This may mean that if a business is banked by a non-provider, then it could be somewhat difficult to access CBILS funding. In such an instance, it is worth the business speaking with their bank to understand what is on offer, or seeking expert help.

CBILS isn’t for everyone

It is important to note, that funding from CBILS will only be available to SME businesses who have experienced disruptions to their trading as a direct result of the COVID-19 pandemic, rather than businesses who were already distressed financially. Simply put, banks will not provide loans to applicants who have been on their watch list for some time or if they would have been considered un-creditworthy pre-crisis. This scheme is not designed to shore up businesses that were already struggling.
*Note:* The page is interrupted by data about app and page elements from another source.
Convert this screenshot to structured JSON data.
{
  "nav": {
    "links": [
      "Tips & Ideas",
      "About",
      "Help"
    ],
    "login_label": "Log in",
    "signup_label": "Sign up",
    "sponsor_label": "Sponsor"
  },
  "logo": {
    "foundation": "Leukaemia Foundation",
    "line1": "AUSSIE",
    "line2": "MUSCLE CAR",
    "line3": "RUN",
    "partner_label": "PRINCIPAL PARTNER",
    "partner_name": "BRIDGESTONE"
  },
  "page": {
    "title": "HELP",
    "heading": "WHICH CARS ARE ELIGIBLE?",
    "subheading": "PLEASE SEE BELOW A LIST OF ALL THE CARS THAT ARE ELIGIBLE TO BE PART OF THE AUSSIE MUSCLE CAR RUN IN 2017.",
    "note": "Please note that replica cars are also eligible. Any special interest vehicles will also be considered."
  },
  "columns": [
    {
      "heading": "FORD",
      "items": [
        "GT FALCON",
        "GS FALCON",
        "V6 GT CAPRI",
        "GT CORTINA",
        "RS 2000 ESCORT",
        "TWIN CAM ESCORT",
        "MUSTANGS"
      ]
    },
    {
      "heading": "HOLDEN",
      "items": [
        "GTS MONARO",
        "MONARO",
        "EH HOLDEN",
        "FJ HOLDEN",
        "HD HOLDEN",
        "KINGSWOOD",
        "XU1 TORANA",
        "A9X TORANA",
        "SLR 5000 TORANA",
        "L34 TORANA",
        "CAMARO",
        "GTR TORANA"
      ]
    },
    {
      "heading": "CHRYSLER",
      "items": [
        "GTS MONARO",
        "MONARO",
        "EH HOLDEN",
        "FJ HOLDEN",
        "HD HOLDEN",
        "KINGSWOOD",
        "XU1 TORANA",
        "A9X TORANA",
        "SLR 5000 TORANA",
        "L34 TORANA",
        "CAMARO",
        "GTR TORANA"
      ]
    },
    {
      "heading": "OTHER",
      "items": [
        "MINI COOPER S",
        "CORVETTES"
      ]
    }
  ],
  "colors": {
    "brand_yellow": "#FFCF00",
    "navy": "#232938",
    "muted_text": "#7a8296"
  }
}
Understanding your security
An area of particular concern for borrowers is around personal guarantees (PGs). There is a good deal of confusion here which we will seek to clarify.
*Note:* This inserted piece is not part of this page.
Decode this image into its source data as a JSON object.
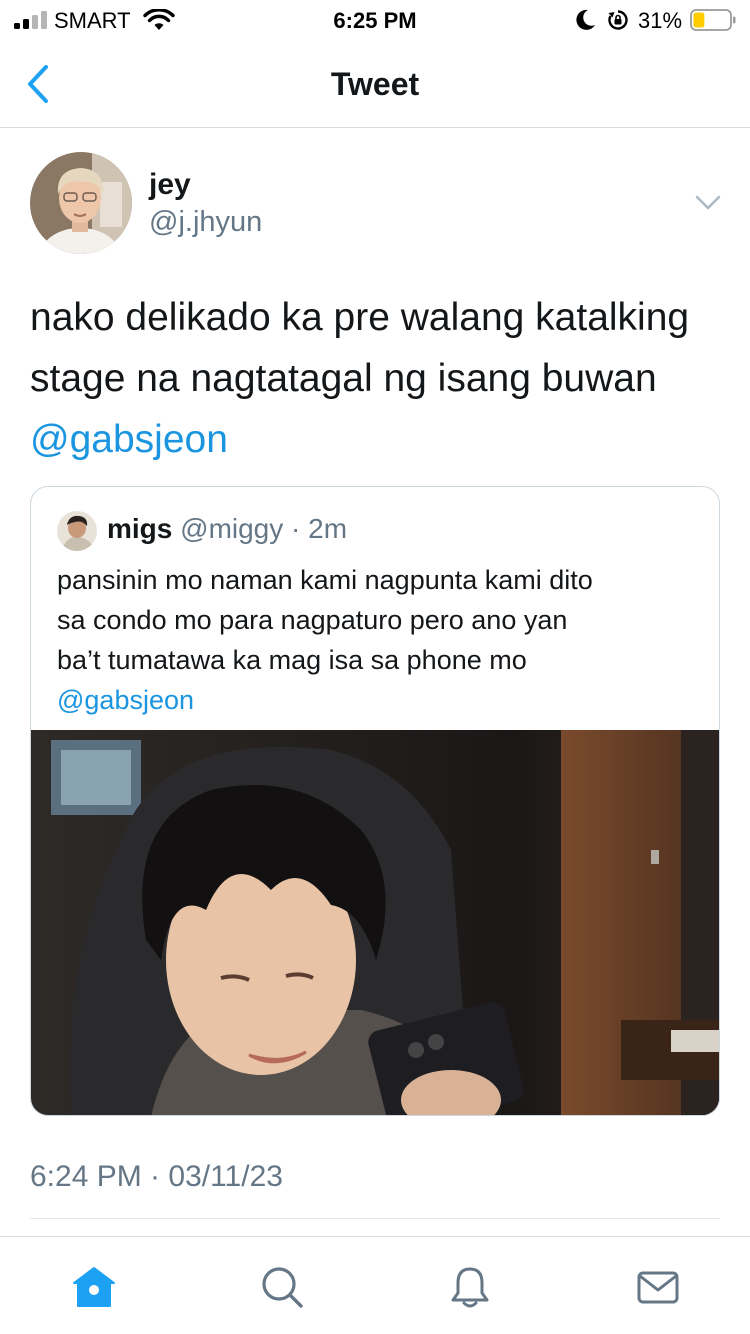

Firstly, for loans below £250,000 the Government has forbidden banks from taking a PG. However, for loans above £250,000, the majority of the banks we have spoken with will ask for the same security as they would have done for a loan under normal circumstances. Borrowers who would have been asked for a PG two months ago, will still be asked for one today. That said, a key difference to normal circumstances is that banks are expressly forbidden to take a charge over the borrower’s home. In addition, the PG is limited to the portion of the loan not secured by the Government, that is, 20%.

More generally, banks are obliged to seek the maximum security (as needed) from any business they are lending to. If the level of security available is sufficient for the loan being requested, in most instances the business will have to offer up this security against even a CBILS loan. It must be remembered that the borrower remains 100% liable for the debt. Therefore, all efforts and resources to recover a balance in default from a borrower will be made before a bank seeks any government funding. The Government guarantee is in the favour of the lender not the borrower.

Some applications will be dealt with more quickly than others

Generally speaking, banks are not processing applications for CBILS funding on a first-come-first-served basis. With sufficient volumes of applications and enquiries already being submitted, they are operating a ‘triage system’ instead, whereby they are responding to those most in need first.

It is still too early to say how long a standard process will take, lenders are talking about a timescale of around one week for those most in need, however there are clearly delays in processing, in part due to the weight of applications being made. The application process is also a little convoluted in that it requires two applications to be completed; one to the lending bank and one to the BBB. Included in the application is a requirement for businesses to prepare a cash flow forecast demonstrating the need and, in some cases, a business plan. 

How we can help

At Quantuma, our team of experts can help you no matter what situation you are in. We understand that this is a difficult time for everyone and COVID-19 has brought with it a significant amount of challenges for businesses of all sizes. Over the coming days, weeks and possibly months, we will be publishing insight and guidance to help support you.

Where CBILS is concerned, our team can help businesses by: helping to fill in applications, presenting businesses in the optimal (not necessarily best) light; providing the financial modelling required; project managing and working with lenders to get loan applications over the line and providing any other general advice to Finance Directors. The services we provide can be tailored to specific needs, so do get in touch with a member of our team today via the form below if you have any questions or queries. 

Please note: 

The content we share here seeks to summarise the experiences of businesses we are advising and our typical approach to their queries around COVID-19. We are operating in unprecedented times and recognise that this update may quickly become out-of-date as we progress further. We intend to provide regular insight and guidance to help you understand what we are seeing in the market, so that you may continue to stay abreast of new developments in these challenging times.